Problem description =
Reproduce the entries exactly, beginning with the line containing "What's the underlying" and ending with their last line, both included.

Stored dataset items:
□ □ □ □ □

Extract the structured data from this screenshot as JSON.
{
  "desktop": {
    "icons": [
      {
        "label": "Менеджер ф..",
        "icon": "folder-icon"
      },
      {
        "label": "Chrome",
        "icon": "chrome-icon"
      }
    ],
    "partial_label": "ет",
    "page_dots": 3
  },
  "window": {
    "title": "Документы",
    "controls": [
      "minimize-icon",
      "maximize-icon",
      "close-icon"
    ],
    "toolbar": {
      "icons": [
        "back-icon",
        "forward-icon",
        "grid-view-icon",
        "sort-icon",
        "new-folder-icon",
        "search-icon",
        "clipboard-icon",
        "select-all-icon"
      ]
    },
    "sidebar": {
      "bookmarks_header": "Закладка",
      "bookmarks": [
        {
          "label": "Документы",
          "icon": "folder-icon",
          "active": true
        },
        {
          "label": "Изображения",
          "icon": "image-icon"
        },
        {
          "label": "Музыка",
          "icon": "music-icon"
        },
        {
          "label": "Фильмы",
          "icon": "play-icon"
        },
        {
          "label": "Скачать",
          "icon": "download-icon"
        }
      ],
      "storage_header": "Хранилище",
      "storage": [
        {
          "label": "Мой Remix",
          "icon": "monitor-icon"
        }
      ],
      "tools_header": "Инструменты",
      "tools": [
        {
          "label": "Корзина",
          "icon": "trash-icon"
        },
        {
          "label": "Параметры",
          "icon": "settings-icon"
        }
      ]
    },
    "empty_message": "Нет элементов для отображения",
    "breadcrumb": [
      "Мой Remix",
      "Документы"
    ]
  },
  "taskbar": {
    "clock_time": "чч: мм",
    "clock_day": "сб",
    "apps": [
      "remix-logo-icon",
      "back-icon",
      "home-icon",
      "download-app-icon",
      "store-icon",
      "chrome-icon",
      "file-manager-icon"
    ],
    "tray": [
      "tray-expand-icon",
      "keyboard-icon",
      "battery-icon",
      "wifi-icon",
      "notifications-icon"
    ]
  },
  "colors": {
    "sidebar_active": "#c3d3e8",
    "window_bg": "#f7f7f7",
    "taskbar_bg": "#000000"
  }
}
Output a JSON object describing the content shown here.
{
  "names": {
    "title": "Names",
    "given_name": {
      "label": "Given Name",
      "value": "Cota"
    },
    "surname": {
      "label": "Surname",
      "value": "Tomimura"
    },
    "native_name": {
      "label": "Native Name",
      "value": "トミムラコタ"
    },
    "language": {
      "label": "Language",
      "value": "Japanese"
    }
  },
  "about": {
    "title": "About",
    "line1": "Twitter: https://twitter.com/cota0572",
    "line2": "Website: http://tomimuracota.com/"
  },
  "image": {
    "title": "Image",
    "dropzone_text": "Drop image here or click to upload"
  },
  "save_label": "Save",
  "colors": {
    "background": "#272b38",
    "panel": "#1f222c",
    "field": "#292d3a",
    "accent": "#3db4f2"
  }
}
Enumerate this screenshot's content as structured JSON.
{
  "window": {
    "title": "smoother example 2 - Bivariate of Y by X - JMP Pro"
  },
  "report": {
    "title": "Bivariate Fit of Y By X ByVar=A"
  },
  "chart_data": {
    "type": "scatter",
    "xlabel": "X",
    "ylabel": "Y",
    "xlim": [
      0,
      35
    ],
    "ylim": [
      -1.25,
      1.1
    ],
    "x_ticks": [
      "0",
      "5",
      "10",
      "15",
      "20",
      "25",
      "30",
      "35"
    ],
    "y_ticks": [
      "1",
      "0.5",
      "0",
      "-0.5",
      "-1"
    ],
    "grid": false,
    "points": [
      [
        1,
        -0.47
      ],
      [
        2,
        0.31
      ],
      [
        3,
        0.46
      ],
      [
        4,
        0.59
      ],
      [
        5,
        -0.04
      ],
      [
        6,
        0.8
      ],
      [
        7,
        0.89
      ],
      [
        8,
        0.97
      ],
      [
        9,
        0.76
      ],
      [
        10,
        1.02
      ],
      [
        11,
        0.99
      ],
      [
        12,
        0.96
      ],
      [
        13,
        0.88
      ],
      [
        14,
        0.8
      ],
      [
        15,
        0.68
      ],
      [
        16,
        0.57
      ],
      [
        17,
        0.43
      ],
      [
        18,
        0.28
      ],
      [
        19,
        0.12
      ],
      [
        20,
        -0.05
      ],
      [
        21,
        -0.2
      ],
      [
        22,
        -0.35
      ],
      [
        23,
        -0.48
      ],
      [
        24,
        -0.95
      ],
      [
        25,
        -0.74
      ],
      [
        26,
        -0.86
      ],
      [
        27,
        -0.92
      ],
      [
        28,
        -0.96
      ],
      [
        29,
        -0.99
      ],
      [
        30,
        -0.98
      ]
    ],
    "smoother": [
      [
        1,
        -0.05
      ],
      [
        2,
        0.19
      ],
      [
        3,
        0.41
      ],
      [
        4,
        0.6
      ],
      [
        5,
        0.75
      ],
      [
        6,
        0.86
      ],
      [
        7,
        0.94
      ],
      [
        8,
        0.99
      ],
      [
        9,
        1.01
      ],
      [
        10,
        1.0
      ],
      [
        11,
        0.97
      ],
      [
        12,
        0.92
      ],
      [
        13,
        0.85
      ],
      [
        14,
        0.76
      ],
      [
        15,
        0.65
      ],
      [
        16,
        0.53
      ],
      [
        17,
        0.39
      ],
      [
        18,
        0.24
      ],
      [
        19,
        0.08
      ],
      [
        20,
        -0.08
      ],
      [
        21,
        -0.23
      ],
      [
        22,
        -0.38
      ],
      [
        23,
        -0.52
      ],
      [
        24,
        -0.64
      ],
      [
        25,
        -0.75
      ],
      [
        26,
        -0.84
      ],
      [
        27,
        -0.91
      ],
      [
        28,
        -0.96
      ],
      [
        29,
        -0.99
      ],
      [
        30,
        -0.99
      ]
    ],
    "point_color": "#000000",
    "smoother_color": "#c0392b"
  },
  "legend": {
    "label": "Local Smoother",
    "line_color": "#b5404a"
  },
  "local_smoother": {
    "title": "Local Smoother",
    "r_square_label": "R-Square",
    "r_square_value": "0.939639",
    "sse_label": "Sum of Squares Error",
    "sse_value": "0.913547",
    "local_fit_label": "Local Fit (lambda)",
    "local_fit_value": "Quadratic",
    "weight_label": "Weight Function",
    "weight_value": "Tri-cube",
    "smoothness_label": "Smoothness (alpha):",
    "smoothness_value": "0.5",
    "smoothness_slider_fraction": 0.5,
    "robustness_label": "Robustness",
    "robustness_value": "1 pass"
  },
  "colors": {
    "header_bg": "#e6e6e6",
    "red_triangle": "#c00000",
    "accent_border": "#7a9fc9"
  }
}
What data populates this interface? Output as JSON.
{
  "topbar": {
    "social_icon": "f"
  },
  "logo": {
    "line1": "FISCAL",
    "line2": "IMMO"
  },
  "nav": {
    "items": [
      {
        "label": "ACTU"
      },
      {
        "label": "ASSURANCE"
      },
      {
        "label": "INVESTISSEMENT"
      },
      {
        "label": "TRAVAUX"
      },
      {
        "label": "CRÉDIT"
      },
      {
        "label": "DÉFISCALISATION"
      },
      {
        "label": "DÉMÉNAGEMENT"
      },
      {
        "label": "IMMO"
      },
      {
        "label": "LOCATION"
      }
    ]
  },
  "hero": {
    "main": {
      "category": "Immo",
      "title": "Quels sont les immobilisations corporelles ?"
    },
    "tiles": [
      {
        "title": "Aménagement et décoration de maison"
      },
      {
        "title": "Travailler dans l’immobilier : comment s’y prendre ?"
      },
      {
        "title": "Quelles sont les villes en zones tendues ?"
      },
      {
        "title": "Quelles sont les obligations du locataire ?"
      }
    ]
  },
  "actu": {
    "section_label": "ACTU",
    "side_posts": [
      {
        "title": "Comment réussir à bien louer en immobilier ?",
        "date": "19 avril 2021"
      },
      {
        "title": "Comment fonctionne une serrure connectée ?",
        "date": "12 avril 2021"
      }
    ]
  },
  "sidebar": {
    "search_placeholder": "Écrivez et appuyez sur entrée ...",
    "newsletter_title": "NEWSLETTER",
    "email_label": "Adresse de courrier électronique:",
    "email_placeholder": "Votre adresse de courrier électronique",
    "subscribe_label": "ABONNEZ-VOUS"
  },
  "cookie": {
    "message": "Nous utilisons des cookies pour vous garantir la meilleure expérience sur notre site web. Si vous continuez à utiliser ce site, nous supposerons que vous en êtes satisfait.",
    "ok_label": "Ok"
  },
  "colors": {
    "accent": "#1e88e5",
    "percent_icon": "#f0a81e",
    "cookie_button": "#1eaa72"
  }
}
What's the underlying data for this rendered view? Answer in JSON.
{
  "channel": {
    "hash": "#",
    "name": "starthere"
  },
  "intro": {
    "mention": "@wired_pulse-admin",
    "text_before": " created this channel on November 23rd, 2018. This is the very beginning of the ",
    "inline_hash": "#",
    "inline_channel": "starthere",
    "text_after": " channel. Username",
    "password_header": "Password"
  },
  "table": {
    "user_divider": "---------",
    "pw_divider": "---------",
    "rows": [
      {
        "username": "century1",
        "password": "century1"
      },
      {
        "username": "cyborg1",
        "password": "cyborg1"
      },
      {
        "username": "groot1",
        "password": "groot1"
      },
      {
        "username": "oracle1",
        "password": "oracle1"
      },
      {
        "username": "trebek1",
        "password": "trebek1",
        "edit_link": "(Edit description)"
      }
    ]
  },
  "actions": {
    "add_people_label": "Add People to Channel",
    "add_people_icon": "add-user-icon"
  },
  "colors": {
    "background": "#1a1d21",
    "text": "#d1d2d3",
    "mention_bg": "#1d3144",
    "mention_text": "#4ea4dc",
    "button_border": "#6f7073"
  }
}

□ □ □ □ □

Solution to this problem =
What's the underlying data for this rendered view? Answer in JSON.
{
  "channel": {
    "hash": "#",
    "name": "starthere"
  },
  "intro": {
    "mention": "@wired_pulse-admin",
    "text_before": " created this channel on November 23rd, 2018. This is the very beginning of the ",
    "inline_hash": "#",
    "inline_channel": "starthere",
    "text_after": " channel. Username",
    "password_header": "Password"
  },
  "table": {
    "user_divider": "---------",
    "pw_divider": "---------",
    "rows": [
      {
        "username": "century1",
        "password": "century1"
      },
      {
        "username": "cyborg1",
        "password": "cyborg1"
      },
      {
        "username": "groot1",
        "password": "groot1"
      },
      {
        "username": "oracle1",
        "password": "oracle1"
      },
      {
        "username": "trebek1",
        "password": "trebek1",
        "edit_link": "(Edit description)"
      }
    ]
  },
  "actions": {
    "add_people_label": "Add People to Channel",
    "add_people_icon": "add-user-icon"
  },
  "colors": {
    "background": "#1a1d21",
    "text": "#d1d2d3",
    "mention_bg": "#1d3144",
    "mention_text": "#4ea4dc",
    "button_border": "#6f7073"
  }
}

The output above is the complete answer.